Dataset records
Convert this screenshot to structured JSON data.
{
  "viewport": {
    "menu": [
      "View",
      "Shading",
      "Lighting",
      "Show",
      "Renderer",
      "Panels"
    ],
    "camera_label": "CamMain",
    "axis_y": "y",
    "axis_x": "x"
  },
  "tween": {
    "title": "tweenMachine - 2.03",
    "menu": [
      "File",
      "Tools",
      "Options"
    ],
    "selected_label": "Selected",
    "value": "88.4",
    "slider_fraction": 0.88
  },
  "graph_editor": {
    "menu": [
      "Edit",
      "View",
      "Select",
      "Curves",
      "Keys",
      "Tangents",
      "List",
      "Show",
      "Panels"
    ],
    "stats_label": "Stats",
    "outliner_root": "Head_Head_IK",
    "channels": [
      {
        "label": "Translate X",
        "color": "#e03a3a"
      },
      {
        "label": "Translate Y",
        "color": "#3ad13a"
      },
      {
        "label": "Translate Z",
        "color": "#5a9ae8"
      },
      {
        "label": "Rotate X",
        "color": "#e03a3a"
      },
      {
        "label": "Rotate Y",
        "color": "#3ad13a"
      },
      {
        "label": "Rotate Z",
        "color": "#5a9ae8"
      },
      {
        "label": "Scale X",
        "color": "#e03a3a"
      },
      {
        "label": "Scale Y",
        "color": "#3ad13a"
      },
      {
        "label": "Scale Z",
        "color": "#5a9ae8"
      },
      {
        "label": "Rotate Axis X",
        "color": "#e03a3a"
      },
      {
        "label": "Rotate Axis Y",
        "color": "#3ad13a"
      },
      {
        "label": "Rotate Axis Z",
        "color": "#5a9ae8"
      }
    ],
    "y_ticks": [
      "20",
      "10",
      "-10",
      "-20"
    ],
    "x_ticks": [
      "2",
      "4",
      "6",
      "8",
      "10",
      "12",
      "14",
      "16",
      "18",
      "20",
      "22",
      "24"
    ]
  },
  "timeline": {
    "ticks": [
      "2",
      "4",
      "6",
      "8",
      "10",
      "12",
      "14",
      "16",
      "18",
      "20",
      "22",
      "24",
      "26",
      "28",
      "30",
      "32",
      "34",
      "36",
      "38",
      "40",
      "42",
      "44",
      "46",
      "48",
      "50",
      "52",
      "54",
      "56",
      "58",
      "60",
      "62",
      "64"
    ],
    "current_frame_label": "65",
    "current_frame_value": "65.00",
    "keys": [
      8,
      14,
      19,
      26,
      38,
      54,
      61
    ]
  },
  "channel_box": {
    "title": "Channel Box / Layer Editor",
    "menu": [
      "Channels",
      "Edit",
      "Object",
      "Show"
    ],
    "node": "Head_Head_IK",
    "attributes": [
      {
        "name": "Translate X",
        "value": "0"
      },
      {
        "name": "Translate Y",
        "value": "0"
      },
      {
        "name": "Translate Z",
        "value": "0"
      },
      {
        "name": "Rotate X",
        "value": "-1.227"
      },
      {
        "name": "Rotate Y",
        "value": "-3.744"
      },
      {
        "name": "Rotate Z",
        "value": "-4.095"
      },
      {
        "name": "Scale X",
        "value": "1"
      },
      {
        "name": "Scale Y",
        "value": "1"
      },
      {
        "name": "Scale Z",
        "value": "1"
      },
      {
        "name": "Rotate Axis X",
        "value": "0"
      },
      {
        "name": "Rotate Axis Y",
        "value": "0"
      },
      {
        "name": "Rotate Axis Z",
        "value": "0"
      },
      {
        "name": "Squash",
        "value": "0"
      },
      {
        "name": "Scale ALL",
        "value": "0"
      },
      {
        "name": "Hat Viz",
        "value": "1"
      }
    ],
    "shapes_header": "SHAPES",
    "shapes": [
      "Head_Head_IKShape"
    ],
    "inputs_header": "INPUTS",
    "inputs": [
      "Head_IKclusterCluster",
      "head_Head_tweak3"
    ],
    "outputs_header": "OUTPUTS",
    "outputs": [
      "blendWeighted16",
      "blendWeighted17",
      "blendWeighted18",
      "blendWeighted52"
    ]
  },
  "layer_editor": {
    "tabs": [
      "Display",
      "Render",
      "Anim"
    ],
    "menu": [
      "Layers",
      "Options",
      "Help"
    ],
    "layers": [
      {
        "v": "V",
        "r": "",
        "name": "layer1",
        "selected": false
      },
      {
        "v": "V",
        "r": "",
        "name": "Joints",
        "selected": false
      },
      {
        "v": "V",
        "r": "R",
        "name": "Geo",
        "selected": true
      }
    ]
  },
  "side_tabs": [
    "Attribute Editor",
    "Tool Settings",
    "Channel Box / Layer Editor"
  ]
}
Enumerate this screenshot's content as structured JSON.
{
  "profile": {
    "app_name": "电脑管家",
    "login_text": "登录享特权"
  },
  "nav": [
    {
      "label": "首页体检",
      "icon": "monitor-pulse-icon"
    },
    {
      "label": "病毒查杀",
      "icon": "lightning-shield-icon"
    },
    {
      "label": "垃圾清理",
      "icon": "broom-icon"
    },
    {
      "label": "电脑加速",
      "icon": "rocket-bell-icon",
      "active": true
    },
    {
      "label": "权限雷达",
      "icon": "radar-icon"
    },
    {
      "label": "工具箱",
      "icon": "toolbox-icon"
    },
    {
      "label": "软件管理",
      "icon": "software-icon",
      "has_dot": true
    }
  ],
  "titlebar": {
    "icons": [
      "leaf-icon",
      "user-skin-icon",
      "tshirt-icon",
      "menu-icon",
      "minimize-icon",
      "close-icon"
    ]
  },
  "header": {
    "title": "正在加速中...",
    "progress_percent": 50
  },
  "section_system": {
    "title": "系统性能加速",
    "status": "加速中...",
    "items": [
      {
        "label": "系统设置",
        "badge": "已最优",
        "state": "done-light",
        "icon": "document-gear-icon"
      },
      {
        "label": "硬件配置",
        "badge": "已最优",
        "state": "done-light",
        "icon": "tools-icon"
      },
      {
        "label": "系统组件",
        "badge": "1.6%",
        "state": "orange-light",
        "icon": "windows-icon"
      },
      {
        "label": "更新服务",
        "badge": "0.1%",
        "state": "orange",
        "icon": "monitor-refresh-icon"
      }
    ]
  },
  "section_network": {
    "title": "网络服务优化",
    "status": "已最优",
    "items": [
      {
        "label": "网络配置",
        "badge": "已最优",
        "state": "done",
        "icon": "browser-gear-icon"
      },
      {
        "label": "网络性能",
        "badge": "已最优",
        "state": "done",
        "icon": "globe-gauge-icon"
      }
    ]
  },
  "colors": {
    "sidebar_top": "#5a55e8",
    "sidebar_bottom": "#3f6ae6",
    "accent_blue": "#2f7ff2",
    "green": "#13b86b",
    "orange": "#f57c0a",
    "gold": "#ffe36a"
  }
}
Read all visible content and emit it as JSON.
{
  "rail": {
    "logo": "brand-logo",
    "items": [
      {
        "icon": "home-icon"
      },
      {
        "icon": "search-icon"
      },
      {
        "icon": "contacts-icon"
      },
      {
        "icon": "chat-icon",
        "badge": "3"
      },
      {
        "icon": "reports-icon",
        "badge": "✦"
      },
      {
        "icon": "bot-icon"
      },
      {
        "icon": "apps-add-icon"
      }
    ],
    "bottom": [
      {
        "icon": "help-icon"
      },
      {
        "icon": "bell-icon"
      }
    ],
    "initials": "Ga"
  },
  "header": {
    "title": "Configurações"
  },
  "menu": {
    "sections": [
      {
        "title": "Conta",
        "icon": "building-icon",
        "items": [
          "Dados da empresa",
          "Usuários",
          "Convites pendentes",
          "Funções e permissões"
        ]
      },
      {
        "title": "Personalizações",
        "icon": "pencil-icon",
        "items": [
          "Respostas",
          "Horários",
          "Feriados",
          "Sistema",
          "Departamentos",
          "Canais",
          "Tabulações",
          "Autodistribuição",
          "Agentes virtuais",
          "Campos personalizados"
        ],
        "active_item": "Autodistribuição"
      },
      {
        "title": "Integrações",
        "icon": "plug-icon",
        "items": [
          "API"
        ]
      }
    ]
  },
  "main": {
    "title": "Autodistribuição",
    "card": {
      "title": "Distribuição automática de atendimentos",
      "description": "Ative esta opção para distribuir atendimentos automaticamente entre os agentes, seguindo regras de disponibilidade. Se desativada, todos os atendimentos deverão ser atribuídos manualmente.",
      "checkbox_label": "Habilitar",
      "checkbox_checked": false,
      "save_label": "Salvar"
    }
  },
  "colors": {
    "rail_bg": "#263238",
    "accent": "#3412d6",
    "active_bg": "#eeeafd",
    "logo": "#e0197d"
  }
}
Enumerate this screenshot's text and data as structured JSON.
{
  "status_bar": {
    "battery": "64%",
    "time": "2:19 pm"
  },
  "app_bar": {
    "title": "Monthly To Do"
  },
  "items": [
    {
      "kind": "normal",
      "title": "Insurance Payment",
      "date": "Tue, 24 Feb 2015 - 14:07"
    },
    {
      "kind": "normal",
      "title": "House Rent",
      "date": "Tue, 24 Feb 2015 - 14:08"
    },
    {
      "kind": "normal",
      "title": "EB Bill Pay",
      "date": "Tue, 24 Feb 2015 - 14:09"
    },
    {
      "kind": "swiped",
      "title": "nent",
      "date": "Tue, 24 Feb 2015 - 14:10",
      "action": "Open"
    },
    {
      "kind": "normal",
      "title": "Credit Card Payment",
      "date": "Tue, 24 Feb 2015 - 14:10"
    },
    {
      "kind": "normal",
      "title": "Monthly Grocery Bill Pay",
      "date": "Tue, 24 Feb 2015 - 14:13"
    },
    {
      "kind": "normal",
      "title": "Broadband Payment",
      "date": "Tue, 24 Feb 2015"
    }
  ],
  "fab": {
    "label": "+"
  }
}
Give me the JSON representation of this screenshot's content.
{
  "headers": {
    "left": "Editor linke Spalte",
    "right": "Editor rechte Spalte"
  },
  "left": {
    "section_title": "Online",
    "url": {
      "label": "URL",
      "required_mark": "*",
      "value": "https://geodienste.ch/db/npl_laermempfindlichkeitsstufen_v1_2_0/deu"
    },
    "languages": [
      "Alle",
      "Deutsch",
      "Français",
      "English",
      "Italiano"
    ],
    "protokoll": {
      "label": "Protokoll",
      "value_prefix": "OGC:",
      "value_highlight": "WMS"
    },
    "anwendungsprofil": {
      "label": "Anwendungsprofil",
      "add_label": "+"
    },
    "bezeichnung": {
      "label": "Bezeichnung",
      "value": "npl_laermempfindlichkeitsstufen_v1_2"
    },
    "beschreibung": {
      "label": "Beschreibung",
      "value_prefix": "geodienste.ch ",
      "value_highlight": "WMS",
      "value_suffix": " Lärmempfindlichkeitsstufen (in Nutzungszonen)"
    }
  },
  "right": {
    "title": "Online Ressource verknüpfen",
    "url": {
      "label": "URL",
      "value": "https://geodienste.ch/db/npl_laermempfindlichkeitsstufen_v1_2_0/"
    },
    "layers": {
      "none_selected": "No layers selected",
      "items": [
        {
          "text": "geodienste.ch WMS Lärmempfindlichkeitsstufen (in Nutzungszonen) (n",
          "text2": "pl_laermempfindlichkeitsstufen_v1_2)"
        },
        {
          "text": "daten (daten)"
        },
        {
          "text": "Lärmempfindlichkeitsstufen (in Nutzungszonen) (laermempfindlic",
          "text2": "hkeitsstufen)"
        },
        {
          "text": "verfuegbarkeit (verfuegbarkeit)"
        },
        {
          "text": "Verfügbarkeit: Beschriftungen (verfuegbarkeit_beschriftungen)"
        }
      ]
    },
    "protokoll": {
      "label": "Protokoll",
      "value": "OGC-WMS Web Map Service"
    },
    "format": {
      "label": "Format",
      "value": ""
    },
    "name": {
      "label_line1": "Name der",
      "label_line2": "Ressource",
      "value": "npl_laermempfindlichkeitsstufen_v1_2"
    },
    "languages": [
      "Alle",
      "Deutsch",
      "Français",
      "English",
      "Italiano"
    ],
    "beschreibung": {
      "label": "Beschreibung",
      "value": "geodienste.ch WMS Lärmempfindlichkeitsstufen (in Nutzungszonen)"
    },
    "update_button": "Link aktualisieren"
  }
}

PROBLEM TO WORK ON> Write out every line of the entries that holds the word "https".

TASK ANSWER>
      "value": "https://geodienste.ch/db/npl_laermempfindlichkeitsstufen_v1_2_0/deu"
      "value": "https://geodienste.ch/db/npl_laermempfindlichkeitsstufen_v1_2_0/"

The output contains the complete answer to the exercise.